Both his primary school in Beckton and secondary in East Ham were very ethnically mixed and he never suffered overt racism (covert racism, he suggests, might be another matter). Mental health problems are an abiding theme of his work though he’s had no immediate experience of those, either: “But culturally it comes up a lot, and I think there are probably more people going through mental health issues in the black community than the community acknowledges.” He adds: “I prefer to observe and write rather than experience and write.”
Obsessed with the movies of Paul Thomas Anderson, Nicole Holofcener and Sofia Coppola he wrote “awful” film scripts in his teens and completed a two-year film production course at Ravensbourne College in Greenwich after completing his A-levels. But he’d also been turned on to theatre by volunteering at The Space in Canary Wharf, and in 2015 joined the Royal Court’s Introduction to playwriting course.

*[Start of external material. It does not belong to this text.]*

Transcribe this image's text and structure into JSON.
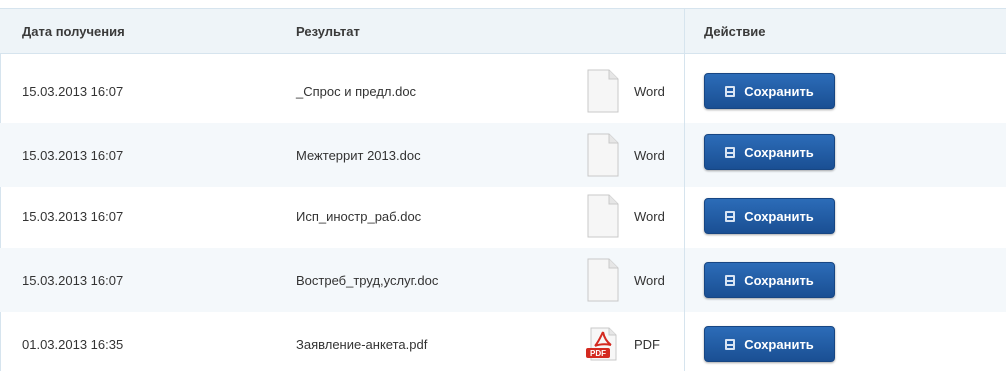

His cinematic ambition isn’t dead – his short film, The Last Days, starring Bridgerton star Adjoa Andoh, is on the festival circuit and he’s in demand to develop TV project – but he likes the speed at which theatre happens, and the ability it gives him to “be poetic and play with language and form”.
It doesn’t pay much though, which is one reason people from non-privileged backgrounds are under-represented. Until March this year, Baruwa-Etti churned out his plays in the gaps around full time, hugely-valued but poorly paid arts jobs as a theatre director’s PA and a script reader for the National Theatre. “And the only reason I was able to go fully freelance is that I have family who live in London, so I live at home,” he says.
“Hopefully once this play is open I will be able to explore life more, but since I finished at uni I’ve just been trying to write while working. Every moment I wasn’t working I was writing something and it’s only this year that I’ve managed to really find some downtime for myself,” he says. This, like everything Baruwa-Etti says, is uttered in cheerful, relaxed tones, and he smiles as he adds: “I cannot have every minute be about the writing.”
The Clinic is at the Almeida to October 1, almeida.co.uk